Only a number is wanted here: the count of lines in the data below where the string "JSON" occurs.

▶ **PROVIDED RECORDS**
Start of Block

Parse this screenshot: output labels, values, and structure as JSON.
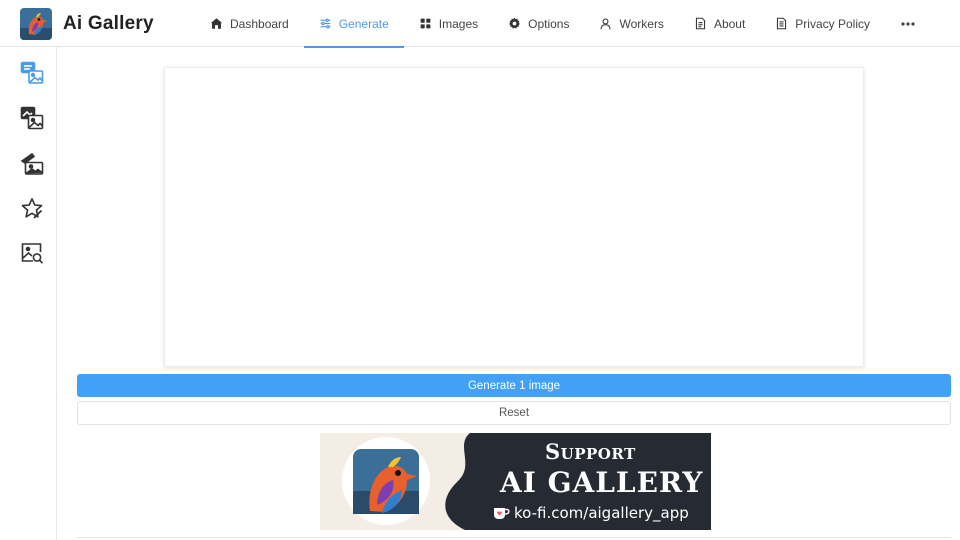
{
  "app": {
    "title": "Ai Gallery",
    "logo": "bird-logo"
  },
  "nav": {
    "items": [
      {
        "label": "Dashboard",
        "icon": "home-icon"
      },
      {
        "label": "Generate",
        "icon": "sliders-icon",
        "active": true
      },
      {
        "label": "Images",
        "icon": "grid-icon"
      },
      {
        "label": "Options",
        "icon": "gear-icon"
      },
      {
        "label": "Workers",
        "icon": "user-icon"
      },
      {
        "label": "About",
        "icon": "document-icon"
      },
      {
        "label": "Privacy Policy",
        "icon": "policy-icon"
      }
    ],
    "more_icon": "more-dots-icon"
  },
  "sidebar": {
    "items": [
      {
        "icon": "text-to-image-icon",
        "active": true
      },
      {
        "icon": "image-to-image-icon"
      },
      {
        "icon": "inpaint-icon"
      },
      {
        "icon": "favorites-icon"
      },
      {
        "icon": "image-search-icon"
      }
    ]
  },
  "actions": {
    "generate_label": "Generate 1 image",
    "reset_label": "Reset"
  },
  "banner": {
    "line1": "Support",
    "line2": "AI GALLERY",
    "line3": "ko-fi.com/aigallery_app"
  },
  "colors": {
    "accent": "#4a9be8",
    "primary_button": "#42a0f5",
    "banner_dark": "#262a33",
    "banner_light": "#f3ede6"
  }
}
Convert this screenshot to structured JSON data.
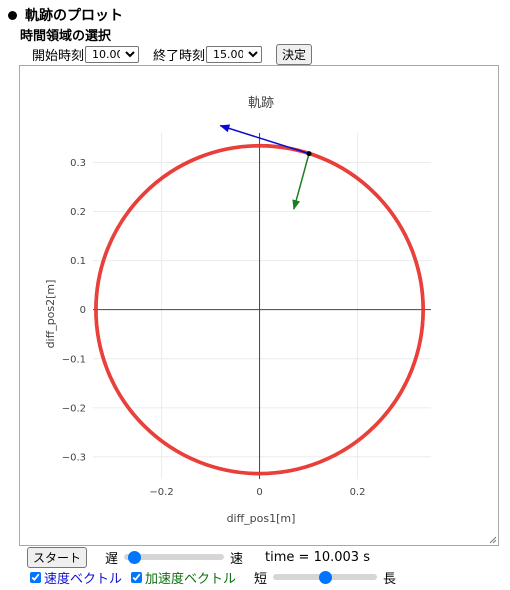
{
  "heading": "軌跡のプロット",
  "subheading": "時間領域の選択",
  "range": {
    "start_label": "開始時刻",
    "start_value": "10.003",
    "end_label": "終了時刻",
    "end_value": "15.003",
    "apply_label": "決定"
  },
  "controls": {
    "start_button": "スタート",
    "slow_label": "遅",
    "fast_label": "速",
    "time_text": "time = 10.003 s",
    "velocity_label": "速度ベクトル",
    "velocity_checked": true,
    "acceleration_label": "加速度ベクトル",
    "acceleration_checked": true,
    "short_label": "短",
    "long_label": "長",
    "speed_level": 0.05,
    "length_level": 0.5
  },
  "colors": {
    "trajectory": "#e8302a",
    "velocity": "#0a0ad8",
    "acceleration": "#1e7e1e",
    "grid": "#ebebeb"
  },
  "chart_data": {
    "type": "scatter",
    "title": "軌跡",
    "xlabel": "diff_pos1[m]",
    "ylabel": "diff_pos2[m]",
    "xlim": [
      -0.34,
      0.35
    ],
    "ylim": [
      -0.345,
      0.36
    ],
    "xticks": [
      -0.2,
      0,
      0.2
    ],
    "xtick_labels": [
      "−0.2",
      "0",
      "0.2"
    ],
    "yticks": [
      -0.3,
      -0.2,
      -0.1,
      0,
      0.1,
      0.2,
      0.3
    ],
    "ytick_labels": [
      "−0.3",
      "−0.2",
      "−0.1",
      "0",
      "0.1",
      "0.2",
      "0.3"
    ],
    "grid": true,
    "trajectory": {
      "shape": "circle",
      "center": [
        0.0,
        0.0
      ],
      "radius": 0.334,
      "color": "#e8302a"
    },
    "current_point": [
      0.101,
      0.318
    ],
    "velocity_vector": {
      "from": [
        0.101,
        0.318
      ],
      "to": [
        -0.08,
        0.375
      ],
      "color": "#0a0ad8"
    },
    "acceleration_vector": {
      "from": [
        0.101,
        0.318
      ],
      "to": [
        0.07,
        0.205
      ],
      "color": "#1e7e1e"
    }
  }
}
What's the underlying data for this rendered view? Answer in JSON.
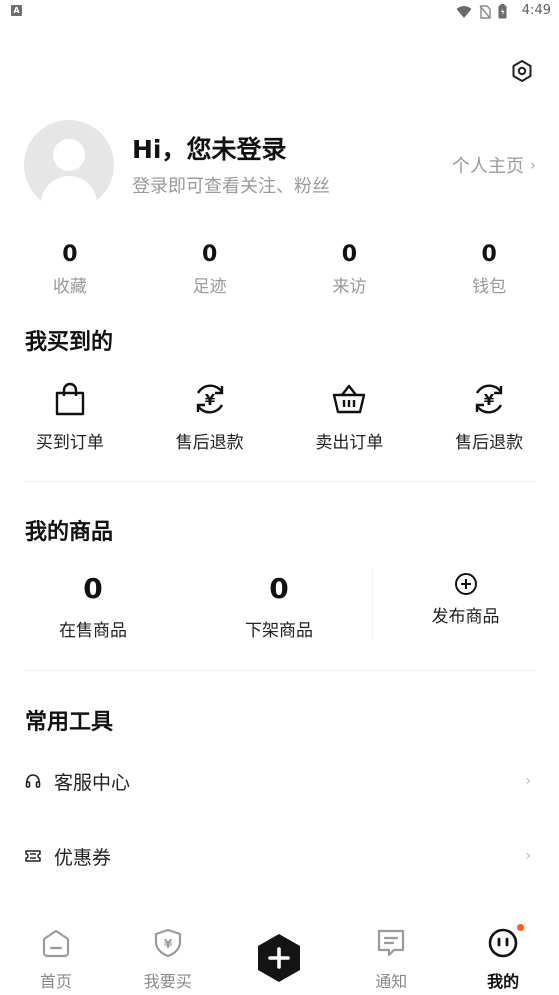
{
  "status_bar": {
    "notification_letter": "A",
    "time": "4:49",
    "icons": [
      "wifi-icon",
      "no-sim-icon",
      "battery-icon"
    ]
  },
  "header": {
    "settings_icon": "settings-hex-icon"
  },
  "profile": {
    "greeting": "Hi，您未登录",
    "subtitle": "登录即可查看关注、粉丝",
    "home_link": "个人主页",
    "home_chevron": "›"
  },
  "stats": [
    {
      "value": "0",
      "label": "收藏"
    },
    {
      "value": "0",
      "label": "足迹"
    },
    {
      "value": "0",
      "label": "来访"
    },
    {
      "value": "0",
      "label": "钱包"
    }
  ],
  "bought_section": {
    "title": "我买到的",
    "items": [
      {
        "label": "买到订单",
        "icon": "shopping-bag-icon"
      },
      {
        "label": "售后退款",
        "icon": "refund-yen-icon"
      },
      {
        "label": "卖出订单",
        "icon": "basket-icon"
      },
      {
        "label": "售后退款",
        "icon": "refund-yen-icon"
      }
    ]
  },
  "goods_section": {
    "title": "我的商品",
    "on_sale": {
      "value": "0",
      "label": "在售商品"
    },
    "off_shelf": {
      "value": "0",
      "label": "下架商品"
    },
    "publish": {
      "label": "发布商品",
      "icon": "plus-circle-icon"
    }
  },
  "tools_section": {
    "title": "常用工具",
    "items": [
      {
        "label": "客服中心",
        "icon": "headset-icon",
        "chevron": "›"
      },
      {
        "label": "优惠券",
        "icon": "coupon-icon",
        "chevron": "›"
      }
    ]
  },
  "tabbar": {
    "tabs": [
      {
        "label": "首页",
        "icon": "home-icon"
      },
      {
        "label": "我要买",
        "icon": "shield-yen-icon"
      },
      {
        "label": "",
        "icon": "publish-hex-plus-icon"
      },
      {
        "label": "通知",
        "icon": "message-icon"
      },
      {
        "label": "我的",
        "icon": "face-icon",
        "active": true
      }
    ]
  },
  "colors": {
    "accent_dot": "#ff5a1f",
    "text_primary": "#111111",
    "text_secondary": "#9a9a9a"
  }
}
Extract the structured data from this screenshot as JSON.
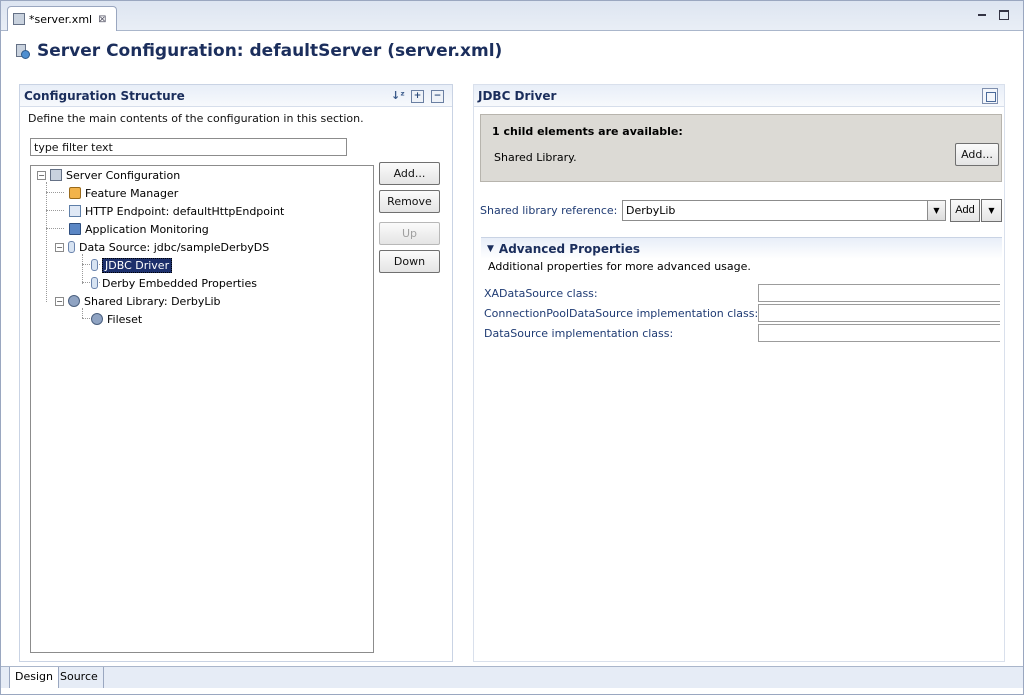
{
  "editor": {
    "tab_label": "*server.xml",
    "tab_close": "⊠"
  },
  "header": {
    "title": "Server Configuration: defaultServer (server.xml)"
  },
  "left": {
    "title": "Configuration Structure",
    "description": "Define the main contents of the configuration in this section.",
    "filter_value": "type filter text",
    "tree": [
      {
        "label": "Server Configuration",
        "icon": "server-icon",
        "twisty": "−"
      },
      {
        "label": "Feature Manager",
        "icon": "feature-manager-icon"
      },
      {
        "label": "HTTP Endpoint: defaultHttpEndpoint",
        "icon": "http-endpoint-icon"
      },
      {
        "label": "Application Monitoring",
        "icon": "monitor-icon"
      },
      {
        "label": "Data Source: jdbc/sampleDerbyDS",
        "icon": "datasource-icon",
        "twisty": "−"
      },
      {
        "label": "JDBC Driver",
        "icon": "jdbc-driver-icon",
        "selected": true
      },
      {
        "label": "Derby Embedded Properties",
        "icon": "properties-icon"
      },
      {
        "label": "Shared Library: DerbyLib",
        "icon": "library-icon",
        "twisty": "−"
      },
      {
        "label": "Fileset",
        "icon": "fileset-icon"
      }
    ],
    "buttons": {
      "add": "Add...",
      "remove": "Remove",
      "up": "Up",
      "down": "Down"
    }
  },
  "right": {
    "title": "JDBC Driver",
    "children_title": "1 child elements are available:",
    "children_item": "Shared Library.",
    "children_add": "Add...",
    "shared_lib_label": "Shared library reference:",
    "shared_lib_value": "DerbyLib",
    "shared_lib_add": "Add",
    "advanced": {
      "title": "Advanced Properties",
      "description": "Additional properties for more advanced usage.",
      "fields": [
        {
          "label": "XADataSource class:",
          "value": ""
        },
        {
          "label": "ConnectionPoolDataSource implementation class:",
          "value": ""
        },
        {
          "label": "DataSource implementation class:",
          "value": ""
        }
      ]
    }
  },
  "bottom_tabs": [
    "Design",
    "Source"
  ]
}
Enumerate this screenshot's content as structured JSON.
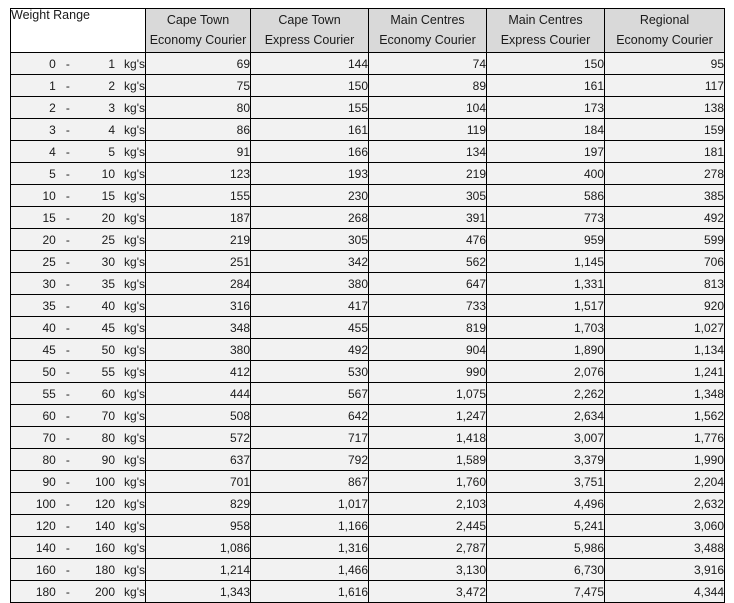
{
  "table": {
    "weight_range_header": "Weight Range",
    "unit_label": "kg's",
    "range_separator": "-",
    "columns": [
      {
        "line1": "Cape Town",
        "line2": "Economy Courier"
      },
      {
        "line1": "Cape Town",
        "line2": "Express Courier"
      },
      {
        "line1": "Main Centres",
        "line2": "Economy Courier"
      },
      {
        "line1": "Main Centres",
        "line2": "Express Courier"
      },
      {
        "line1": "Regional",
        "line2": "Economy Courier"
      }
    ],
    "rows": [
      {
        "from": "0",
        "to": "1",
        "values": [
          "69",
          "144",
          "74",
          "150",
          "95"
        ]
      },
      {
        "from": "1",
        "to": "2",
        "values": [
          "75",
          "150",
          "89",
          "161",
          "117"
        ]
      },
      {
        "from": "2",
        "to": "3",
        "values": [
          "80",
          "155",
          "104",
          "173",
          "138"
        ]
      },
      {
        "from": "3",
        "to": "4",
        "values": [
          "86",
          "161",
          "119",
          "184",
          "159"
        ]
      },
      {
        "from": "4",
        "to": "5",
        "values": [
          "91",
          "166",
          "134",
          "197",
          "181"
        ]
      },
      {
        "from": "5",
        "to": "10",
        "values": [
          "123",
          "193",
          "219",
          "400",
          "278"
        ]
      },
      {
        "from": "10",
        "to": "15",
        "values": [
          "155",
          "230",
          "305",
          "586",
          "385"
        ]
      },
      {
        "from": "15",
        "to": "20",
        "values": [
          "187",
          "268",
          "391",
          "773",
          "492"
        ]
      },
      {
        "from": "20",
        "to": "25",
        "values": [
          "219",
          "305",
          "476",
          "959",
          "599"
        ]
      },
      {
        "from": "25",
        "to": "30",
        "values": [
          "251",
          "342",
          "562",
          "1,145",
          "706"
        ]
      },
      {
        "from": "30",
        "to": "35",
        "values": [
          "284",
          "380",
          "647",
          "1,331",
          "813"
        ]
      },
      {
        "from": "35",
        "to": "40",
        "values": [
          "316",
          "417",
          "733",
          "1,517",
          "920"
        ]
      },
      {
        "from": "40",
        "to": "45",
        "values": [
          "348",
          "455",
          "819",
          "1,703",
          "1,027"
        ]
      },
      {
        "from": "45",
        "to": "50",
        "values": [
          "380",
          "492",
          "904",
          "1,890",
          "1,134"
        ]
      },
      {
        "from": "50",
        "to": "55",
        "values": [
          "412",
          "530",
          "990",
          "2,076",
          "1,241"
        ]
      },
      {
        "from": "55",
        "to": "60",
        "values": [
          "444",
          "567",
          "1,075",
          "2,262",
          "1,348"
        ]
      },
      {
        "from": "60",
        "to": "70",
        "values": [
          "508",
          "642",
          "1,247",
          "2,634",
          "1,562"
        ]
      },
      {
        "from": "70",
        "to": "80",
        "values": [
          "572",
          "717",
          "1,418",
          "3,007",
          "1,776"
        ]
      },
      {
        "from": "80",
        "to": "90",
        "values": [
          "637",
          "792",
          "1,589",
          "3,379",
          "1,990"
        ]
      },
      {
        "from": "90",
        "to": "100",
        "values": [
          "701",
          "867",
          "1,760",
          "3,751",
          "2,204"
        ]
      },
      {
        "from": "100",
        "to": "120",
        "values": [
          "829",
          "1,017",
          "2,103",
          "4,496",
          "2,632"
        ]
      },
      {
        "from": "120",
        "to": "140",
        "values": [
          "958",
          "1,166",
          "2,445",
          "5,241",
          "3,060"
        ]
      },
      {
        "from": "140",
        "to": "160",
        "values": [
          "1,086",
          "1,316",
          "2,787",
          "5,986",
          "3,488"
        ]
      },
      {
        "from": "160",
        "to": "180",
        "values": [
          "1,214",
          "1,466",
          "3,130",
          "6,730",
          "3,916"
        ]
      },
      {
        "from": "180",
        "to": "200",
        "values": [
          "1,343",
          "1,616",
          "3,472",
          "7,475",
          "4,344"
        ]
      }
    ]
  },
  "colors": {
    "header_fill": "#d9d9d9",
    "cell_fill": "#f2f2f2",
    "border": "#000000",
    "page_background": "#ffffff",
    "text": "#1a1a1a"
  }
}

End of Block

▶ **SOLUTION**
5